▸ **What to work on**:
Out of the entries that follow, copy each line containing "Controller".

(Stored dataset items)
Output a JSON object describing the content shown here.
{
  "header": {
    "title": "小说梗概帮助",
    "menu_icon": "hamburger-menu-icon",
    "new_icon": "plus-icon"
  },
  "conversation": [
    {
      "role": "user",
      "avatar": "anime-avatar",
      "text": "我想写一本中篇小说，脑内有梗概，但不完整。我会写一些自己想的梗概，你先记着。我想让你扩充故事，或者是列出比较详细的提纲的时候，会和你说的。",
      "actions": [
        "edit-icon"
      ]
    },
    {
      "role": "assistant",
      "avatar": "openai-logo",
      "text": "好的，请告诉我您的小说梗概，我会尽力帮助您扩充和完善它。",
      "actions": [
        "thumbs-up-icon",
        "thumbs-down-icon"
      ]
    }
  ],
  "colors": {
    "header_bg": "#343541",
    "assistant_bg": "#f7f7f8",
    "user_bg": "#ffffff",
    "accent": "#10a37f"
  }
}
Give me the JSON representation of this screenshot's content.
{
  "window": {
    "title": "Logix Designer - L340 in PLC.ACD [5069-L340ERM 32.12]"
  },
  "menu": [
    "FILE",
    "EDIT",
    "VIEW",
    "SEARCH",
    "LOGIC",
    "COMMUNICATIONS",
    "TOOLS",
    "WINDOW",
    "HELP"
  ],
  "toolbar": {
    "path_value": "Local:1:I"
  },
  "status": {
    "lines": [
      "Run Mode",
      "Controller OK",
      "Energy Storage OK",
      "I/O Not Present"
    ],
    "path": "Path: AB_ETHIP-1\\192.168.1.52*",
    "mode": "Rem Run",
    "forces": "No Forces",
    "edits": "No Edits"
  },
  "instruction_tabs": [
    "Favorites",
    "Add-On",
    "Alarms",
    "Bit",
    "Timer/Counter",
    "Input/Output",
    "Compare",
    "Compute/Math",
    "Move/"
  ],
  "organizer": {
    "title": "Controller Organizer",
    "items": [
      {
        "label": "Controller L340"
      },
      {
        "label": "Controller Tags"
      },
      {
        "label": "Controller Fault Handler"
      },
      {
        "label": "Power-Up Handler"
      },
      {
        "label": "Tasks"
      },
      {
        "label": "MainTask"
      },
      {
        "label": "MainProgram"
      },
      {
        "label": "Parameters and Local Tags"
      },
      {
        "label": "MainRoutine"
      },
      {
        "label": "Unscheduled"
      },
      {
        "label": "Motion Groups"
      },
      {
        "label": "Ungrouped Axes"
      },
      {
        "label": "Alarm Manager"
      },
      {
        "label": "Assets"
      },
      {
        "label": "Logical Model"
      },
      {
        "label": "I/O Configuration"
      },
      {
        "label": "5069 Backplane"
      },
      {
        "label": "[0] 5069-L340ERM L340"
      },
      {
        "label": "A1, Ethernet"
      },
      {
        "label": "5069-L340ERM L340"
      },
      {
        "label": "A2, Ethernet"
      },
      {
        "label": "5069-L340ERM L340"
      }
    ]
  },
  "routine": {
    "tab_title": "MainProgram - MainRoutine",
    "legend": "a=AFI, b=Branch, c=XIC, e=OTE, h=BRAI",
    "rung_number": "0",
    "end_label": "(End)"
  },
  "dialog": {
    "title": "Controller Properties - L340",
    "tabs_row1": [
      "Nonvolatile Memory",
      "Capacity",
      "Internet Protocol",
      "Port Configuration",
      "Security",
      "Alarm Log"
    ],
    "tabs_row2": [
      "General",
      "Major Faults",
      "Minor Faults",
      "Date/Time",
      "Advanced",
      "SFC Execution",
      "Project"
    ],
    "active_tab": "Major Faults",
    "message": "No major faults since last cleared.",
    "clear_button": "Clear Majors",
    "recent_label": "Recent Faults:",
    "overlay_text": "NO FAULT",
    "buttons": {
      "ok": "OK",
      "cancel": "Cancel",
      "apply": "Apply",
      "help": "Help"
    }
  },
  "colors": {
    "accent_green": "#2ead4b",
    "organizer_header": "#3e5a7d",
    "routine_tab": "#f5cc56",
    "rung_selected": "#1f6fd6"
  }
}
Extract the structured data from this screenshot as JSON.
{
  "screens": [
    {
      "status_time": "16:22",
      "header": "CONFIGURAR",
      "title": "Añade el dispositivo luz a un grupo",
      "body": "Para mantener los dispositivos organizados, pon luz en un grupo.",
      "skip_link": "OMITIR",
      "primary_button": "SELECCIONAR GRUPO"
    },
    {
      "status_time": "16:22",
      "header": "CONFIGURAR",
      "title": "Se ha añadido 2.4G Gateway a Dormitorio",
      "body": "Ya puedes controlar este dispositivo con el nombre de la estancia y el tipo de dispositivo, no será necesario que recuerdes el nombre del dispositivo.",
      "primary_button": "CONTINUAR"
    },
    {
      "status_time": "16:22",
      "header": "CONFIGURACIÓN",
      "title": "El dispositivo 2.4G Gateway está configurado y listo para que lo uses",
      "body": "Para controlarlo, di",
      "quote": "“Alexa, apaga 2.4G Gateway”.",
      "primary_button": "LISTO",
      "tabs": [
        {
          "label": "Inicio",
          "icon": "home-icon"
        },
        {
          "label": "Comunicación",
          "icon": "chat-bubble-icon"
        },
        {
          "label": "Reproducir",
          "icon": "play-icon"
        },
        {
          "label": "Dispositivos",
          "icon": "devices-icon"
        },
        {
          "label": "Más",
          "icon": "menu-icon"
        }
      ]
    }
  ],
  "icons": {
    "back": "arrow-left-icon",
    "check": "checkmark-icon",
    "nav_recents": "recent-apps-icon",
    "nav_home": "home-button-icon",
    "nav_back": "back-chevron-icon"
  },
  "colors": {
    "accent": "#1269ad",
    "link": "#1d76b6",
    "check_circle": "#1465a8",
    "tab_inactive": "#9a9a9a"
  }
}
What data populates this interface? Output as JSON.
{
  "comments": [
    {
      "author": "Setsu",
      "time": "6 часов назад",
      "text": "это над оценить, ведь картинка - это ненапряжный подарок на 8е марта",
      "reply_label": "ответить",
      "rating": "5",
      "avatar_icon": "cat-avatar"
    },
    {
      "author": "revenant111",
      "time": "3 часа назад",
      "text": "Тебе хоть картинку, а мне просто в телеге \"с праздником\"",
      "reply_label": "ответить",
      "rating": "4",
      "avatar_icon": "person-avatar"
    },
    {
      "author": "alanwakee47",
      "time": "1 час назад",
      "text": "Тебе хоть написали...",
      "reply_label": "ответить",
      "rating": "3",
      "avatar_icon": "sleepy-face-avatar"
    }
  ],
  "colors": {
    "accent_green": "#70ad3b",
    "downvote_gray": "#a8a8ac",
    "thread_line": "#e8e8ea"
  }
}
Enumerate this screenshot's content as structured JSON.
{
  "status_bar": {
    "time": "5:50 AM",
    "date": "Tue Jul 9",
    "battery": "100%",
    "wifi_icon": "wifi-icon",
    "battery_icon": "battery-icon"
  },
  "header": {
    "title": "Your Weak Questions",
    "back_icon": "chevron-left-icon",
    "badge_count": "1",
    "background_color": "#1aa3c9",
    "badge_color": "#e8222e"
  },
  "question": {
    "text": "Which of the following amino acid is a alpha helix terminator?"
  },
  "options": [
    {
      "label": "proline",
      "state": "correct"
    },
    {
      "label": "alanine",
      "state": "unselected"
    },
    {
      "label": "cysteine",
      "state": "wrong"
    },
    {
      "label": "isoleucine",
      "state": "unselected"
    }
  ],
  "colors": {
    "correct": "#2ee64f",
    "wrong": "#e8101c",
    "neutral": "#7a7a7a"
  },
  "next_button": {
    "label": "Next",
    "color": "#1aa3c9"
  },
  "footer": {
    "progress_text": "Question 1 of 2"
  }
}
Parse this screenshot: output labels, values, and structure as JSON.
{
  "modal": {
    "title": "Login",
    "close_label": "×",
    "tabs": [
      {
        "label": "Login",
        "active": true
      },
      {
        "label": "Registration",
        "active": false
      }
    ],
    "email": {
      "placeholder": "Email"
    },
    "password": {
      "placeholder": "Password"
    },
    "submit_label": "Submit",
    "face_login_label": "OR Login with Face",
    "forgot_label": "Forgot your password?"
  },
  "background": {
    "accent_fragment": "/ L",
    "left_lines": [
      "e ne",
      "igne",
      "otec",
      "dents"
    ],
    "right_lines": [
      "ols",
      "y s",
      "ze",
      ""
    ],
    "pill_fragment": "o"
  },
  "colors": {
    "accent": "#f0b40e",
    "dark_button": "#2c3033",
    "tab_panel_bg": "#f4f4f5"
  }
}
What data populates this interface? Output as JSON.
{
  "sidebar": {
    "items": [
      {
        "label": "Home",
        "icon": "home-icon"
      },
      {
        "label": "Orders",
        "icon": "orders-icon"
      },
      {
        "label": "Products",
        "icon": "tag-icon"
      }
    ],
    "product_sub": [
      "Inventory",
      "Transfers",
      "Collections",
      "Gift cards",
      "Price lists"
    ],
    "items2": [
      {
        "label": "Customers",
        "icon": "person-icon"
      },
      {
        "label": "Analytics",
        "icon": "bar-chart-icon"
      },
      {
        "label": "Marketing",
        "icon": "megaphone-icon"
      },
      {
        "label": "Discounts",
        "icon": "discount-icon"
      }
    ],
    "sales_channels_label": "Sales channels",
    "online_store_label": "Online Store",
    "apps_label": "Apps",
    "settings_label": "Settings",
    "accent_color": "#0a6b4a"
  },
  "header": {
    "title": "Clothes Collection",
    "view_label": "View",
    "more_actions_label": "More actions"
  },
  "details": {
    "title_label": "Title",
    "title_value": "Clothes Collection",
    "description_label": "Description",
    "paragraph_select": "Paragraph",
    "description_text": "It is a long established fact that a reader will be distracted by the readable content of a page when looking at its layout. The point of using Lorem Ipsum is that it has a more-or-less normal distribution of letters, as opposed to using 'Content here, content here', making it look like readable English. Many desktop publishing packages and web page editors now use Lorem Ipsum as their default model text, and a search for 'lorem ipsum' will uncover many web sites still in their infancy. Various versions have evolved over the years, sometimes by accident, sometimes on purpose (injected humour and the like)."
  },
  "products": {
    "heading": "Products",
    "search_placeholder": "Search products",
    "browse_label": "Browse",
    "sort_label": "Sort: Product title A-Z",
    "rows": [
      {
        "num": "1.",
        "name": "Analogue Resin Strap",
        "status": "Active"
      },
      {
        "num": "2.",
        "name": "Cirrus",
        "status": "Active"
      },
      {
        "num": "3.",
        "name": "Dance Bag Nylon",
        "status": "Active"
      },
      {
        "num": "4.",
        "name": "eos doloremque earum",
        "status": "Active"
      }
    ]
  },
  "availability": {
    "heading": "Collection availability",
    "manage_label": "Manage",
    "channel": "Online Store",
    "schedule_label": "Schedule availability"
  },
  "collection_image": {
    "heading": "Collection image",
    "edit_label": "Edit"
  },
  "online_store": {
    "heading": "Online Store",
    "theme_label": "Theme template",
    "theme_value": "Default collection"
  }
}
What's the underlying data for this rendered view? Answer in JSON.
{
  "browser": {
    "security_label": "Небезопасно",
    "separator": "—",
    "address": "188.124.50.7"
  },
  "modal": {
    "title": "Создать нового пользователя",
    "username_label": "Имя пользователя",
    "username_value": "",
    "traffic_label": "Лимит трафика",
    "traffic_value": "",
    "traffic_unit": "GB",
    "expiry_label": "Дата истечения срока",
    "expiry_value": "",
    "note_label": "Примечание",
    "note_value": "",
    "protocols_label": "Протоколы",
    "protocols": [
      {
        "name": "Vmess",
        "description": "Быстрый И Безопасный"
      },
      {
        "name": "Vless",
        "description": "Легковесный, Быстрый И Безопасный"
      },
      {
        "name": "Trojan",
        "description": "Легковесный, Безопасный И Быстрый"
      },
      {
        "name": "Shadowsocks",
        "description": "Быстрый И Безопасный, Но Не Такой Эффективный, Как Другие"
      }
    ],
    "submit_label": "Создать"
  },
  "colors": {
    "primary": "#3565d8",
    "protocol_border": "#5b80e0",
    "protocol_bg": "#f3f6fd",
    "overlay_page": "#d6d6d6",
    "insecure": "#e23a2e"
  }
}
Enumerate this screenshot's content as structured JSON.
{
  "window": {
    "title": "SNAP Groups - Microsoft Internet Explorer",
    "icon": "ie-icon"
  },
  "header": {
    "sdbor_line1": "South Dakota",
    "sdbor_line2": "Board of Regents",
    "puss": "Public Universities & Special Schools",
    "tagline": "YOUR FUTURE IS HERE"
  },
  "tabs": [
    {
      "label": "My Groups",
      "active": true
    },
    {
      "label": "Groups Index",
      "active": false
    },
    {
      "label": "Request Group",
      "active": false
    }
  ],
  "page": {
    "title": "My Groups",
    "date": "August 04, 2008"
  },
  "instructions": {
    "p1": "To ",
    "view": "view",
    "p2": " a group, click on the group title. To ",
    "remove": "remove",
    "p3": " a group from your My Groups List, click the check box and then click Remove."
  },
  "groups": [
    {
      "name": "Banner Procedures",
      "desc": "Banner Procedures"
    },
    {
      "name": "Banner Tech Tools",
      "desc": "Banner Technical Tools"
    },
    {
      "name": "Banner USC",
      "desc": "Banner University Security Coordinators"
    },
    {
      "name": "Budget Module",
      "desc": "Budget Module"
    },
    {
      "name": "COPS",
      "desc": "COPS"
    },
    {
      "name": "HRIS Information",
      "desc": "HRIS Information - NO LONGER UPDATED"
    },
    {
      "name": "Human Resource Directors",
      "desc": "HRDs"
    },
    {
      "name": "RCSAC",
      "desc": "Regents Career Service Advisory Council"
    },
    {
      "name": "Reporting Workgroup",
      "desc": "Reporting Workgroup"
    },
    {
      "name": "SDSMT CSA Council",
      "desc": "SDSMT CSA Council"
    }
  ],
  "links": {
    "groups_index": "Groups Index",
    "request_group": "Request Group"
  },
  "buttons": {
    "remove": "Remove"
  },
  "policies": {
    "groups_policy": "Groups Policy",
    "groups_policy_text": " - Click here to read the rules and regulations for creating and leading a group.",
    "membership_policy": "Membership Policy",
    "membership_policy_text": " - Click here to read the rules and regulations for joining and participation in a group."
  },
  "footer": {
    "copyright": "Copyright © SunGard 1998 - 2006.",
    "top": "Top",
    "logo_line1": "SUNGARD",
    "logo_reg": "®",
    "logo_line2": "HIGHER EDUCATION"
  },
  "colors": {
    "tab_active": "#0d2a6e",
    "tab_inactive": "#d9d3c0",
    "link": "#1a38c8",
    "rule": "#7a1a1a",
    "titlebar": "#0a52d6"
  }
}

▸ **Response to the exercise**:
      "Controller OK",
    "title": "Controller Organizer",
        "label": "Controller L340"
        "label": "Controller Tags"
        "label": "Controller Fault Handler"
    "title": "Controller Properties - L340",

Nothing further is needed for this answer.